So how do you protect an impressionable child from all the sadness?  We avoided the TV, although Rob and I found one station at the Georgian Terrace that was blissfully news free--an ARTS station played performing arts music videos 24 hours a day, which we watched all curled up in our king sized bed.  Charlotte in a stroke of good fortune, willingly gave up Dora to watch scenes from operas, movements of symphonies and ballets.  We'd cuddled Charlotte until she'd go to sleep, and then whisper about what the hell we were going to do.  As it was, Broadway (Rob's job) was closed for an undetermined amount of time, and he didn't know how he was getting back to New York, because his wife, the writer of this blog, forbade him to get on an airplane.
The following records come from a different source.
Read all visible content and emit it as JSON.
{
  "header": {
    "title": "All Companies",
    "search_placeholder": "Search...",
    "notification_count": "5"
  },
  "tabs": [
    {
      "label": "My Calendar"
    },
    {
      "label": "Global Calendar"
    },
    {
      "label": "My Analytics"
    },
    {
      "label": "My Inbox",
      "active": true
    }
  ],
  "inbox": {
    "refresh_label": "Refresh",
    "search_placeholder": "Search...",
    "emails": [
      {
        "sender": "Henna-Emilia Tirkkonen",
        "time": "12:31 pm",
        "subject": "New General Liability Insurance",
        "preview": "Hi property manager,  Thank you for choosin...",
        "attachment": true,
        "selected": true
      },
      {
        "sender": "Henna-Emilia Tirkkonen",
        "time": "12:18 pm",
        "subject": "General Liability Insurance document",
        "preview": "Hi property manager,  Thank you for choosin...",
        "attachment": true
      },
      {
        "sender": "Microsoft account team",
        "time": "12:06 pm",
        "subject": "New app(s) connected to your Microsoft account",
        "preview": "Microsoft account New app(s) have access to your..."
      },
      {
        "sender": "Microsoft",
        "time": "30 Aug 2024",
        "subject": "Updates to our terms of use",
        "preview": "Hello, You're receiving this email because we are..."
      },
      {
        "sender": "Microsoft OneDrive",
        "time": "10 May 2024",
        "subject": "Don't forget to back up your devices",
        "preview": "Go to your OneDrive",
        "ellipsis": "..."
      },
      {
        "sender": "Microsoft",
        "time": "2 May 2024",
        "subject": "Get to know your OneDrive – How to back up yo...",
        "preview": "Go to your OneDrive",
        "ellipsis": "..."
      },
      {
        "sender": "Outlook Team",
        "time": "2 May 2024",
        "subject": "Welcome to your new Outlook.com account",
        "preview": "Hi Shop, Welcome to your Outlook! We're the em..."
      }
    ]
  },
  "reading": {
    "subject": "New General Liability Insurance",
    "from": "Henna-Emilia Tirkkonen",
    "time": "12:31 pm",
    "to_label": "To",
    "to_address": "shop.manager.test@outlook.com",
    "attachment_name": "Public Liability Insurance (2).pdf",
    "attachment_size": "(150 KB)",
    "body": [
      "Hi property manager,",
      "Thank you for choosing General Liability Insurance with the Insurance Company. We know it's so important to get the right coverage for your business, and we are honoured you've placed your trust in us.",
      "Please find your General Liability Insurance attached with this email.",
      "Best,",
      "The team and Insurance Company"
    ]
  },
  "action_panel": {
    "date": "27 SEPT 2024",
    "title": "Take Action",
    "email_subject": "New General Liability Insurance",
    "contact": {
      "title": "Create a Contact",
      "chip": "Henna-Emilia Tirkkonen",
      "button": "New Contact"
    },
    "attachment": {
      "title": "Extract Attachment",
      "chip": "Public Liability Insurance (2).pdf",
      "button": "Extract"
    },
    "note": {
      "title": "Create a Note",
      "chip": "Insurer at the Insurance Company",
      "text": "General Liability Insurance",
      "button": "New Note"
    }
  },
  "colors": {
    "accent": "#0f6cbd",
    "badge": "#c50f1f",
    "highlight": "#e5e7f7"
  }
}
Not that he was really interested, anyway.

Also, people were avoiding large crowds.  It felt too dangerous, especially because people were coming forward and taking credit for the attacks, promising more to come.  At the time, no one knew if it was over or just beginning.  On Wednesday, September 12th, we had a matinee of Phantom, which I was CERTAIN they'd cancel.  Everything was canceled.  Sports events, shows, concerts...the world had come to a screeching halt.  Leigh and his stage management team made calls to tell us, we had a show at 2pm, and another one at 8.  You know that phrase, The Show Must Go On?  Well, it did, although I'm going to tell you, between the bomb scare and being one of the first large groups to meet in the country, we were a very skittish crowd.  I'd say it was the most scared I'd ever been to do a show, but I think it is tied with the night after the Northridge earthquake when we did a performance of Les Miserables in Pasadena.  There were still aftershocks going on, Los Angeles had a dusk to dawn curfew, we had to walk past dumpsters full of debris that had fallen in the theater during the earthquake--but we performed.  I still have a clipping from USA Today with an article about how Cameron Mackintosh's LES MIZ was to be the first public performance in the LA area after the earthquake.  Are you seeing a trend here?  POP QUIZ!  The producer of The Phantom of the Opera is?  Yup.  Cameron Mackintosh.

So I'm back at work on Wednesday, and we get word that Broadway is raising the curtain on Thursday.  Rob had to get back to work--it was his job, but also we were racking up a sizable bill at the shwanky hotel that was supposed to be a few nights, but now was stretching to a week and a day.  Someone in the cast had a girlfriend or wife who also needed to get back to NYC quickly, and we hatched a plan for Rob to share a rental car with her.  By the way, I just asked Rob who it was, and he has no recollection of this at

all--he thought he drove alone (he didn't) although he said he does remember the exact route they drove (of course he does).  Sixteen hours in a car with someone.  How can you forget that?  I digress.  Rental cars, by the way, were another funny thing after 9/11.  You could rent a car one way for a cheap rate, because all the rental car companies were pitching in to help out.  That was the great thing about 9/11, we all became buddies and allies the second those towers came down.  Nothing petty mattered.

Rob and the mystery rider left early on Friday and got back to New York very late.  Rob said he could see the towers burning on the ride in from New Jersey, and could smell it as soon as he got to Manhattan, even from our apartment on 56th street--about 4 miles north.  I'll never forget the phone call I got from him.  He said, "It's terrible here.  Don't bring Charlotte back."

So I'm in Atlanta with Charlotte with no way to get anywhere, and no where to go because my parents are stuck in Africa, and their house in Cincinnati had burned down.  I had Charlotte registered for her first day in pre-school in New York and she would be a no-show.  Time to do some quick thinking.